If you’re looking to sell your home or investment property, now might be a good time, before those interest rates start moving up.  Call me anytime.  I’m always here for you.

Enjoy the day,
303.541.1920 office
303.859.4467 mobile

Wednesday, March 8, 2017

Money is important. Learn it all.

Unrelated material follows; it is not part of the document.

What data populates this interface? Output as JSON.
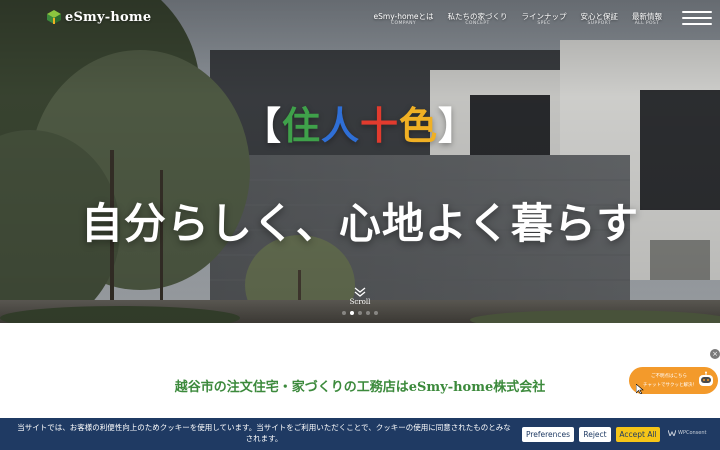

I'll help.

A receptionist at the office many years ago asked for a favor.  One of her professors at CU had told her that her generation was the most ignorant when it came to general knowledge, and she was mad about it.  She asked me to ask her a question every day when I came in, so that over an extended period of time, she’d know more than others in her age group.

All of our receptionists took advantage of our exercise and had some fun with it.  I was quite surprised when not one of them could name all four Beatles (first and last names), and disturbed when half couldn’t name the last two vice presidents of the United States.

Fact is, knowledge is a good thing.  Everyone should have the basics.  You can get by without knowing who is in what rock group, but the VP of the US is actually important.  

Critically important, though, is money.  How does it work?  What's the difference between a stock and a bond?  What's an annuity?  Is the value of your home increasing, decreasing or not moving at all?  What affects that value?  What’s happening in your neighborhood that might affect that value?  If I add a family room to my home, will I get my money back when I sell?  How about a pool?  What does it cost to sell?  Where are interest rates today, and why is that important?  Are insurance costs stable?  Will my lender suddenly require flood insurance for my neighborhood?  What’s a FICO score, and what happens to it if I buy a car?  How did that huge recession mess happen back in 2008?  Why is it true that lower income people actually pay more (quite a lot more) for goods and services in this country than their wealthier neighbors for the same stuff?

I asked someone recently how much additional money someone would have to make to pay off a $30,000 debt in one year.  The answer is not $30,000.  It’s not even $30,000 plus the interest you have to pay for that year.  It’s much higher.  Because we pay income taxes (both federal and state income taxes in most states), you actually have to make enough to pay all of the taxes on that additional income first, and have the $30,000 plus interest left over.  Unless all of that debt and interest is tax deductible, you have to budget a much higher income – somewhere in the $35,000 to $40,000 range for most people -- in order to have enough.

Money is important.  We need it to buy homes and everything else, and how you manage your money matters.  General knowledge about money is Step One.  So I’m making a commitment to you.

In the coming weeks and months, I’m going to send you tidbits of information – important information -- about money, business, your home, taxes, investments, retirement and a host of things that will directly affect you.  No Beatles questions.  I’ll even skip the one about the VP.  Only the actually important ones that have to do with your money.

I’ll also give you the answers.

I used to be certified as a CFP (Certified Financial Planner).  I know the difference between a stock and a bond, and what makes them increase or decrease in value.  Academically, it fascinates me.  But practically, I benefit from it all.  As a REALTOR, I know that you will benefit also from the common sense common knowledge that I’ll give you in the business world.  Nothing confusing or complicated.   Entertainingly written.   Just the facts.  I’ll have a graph or two.  Nothing political for one side or the other.

And if you’re planning a move in the coming year, we should talk.   If you know people planning to move in the coming year, I’d love to talk to them as well.

Call me.  I’m always here for you.

Enjoy the day,

303.541.1920 office
303.859.4467 mobile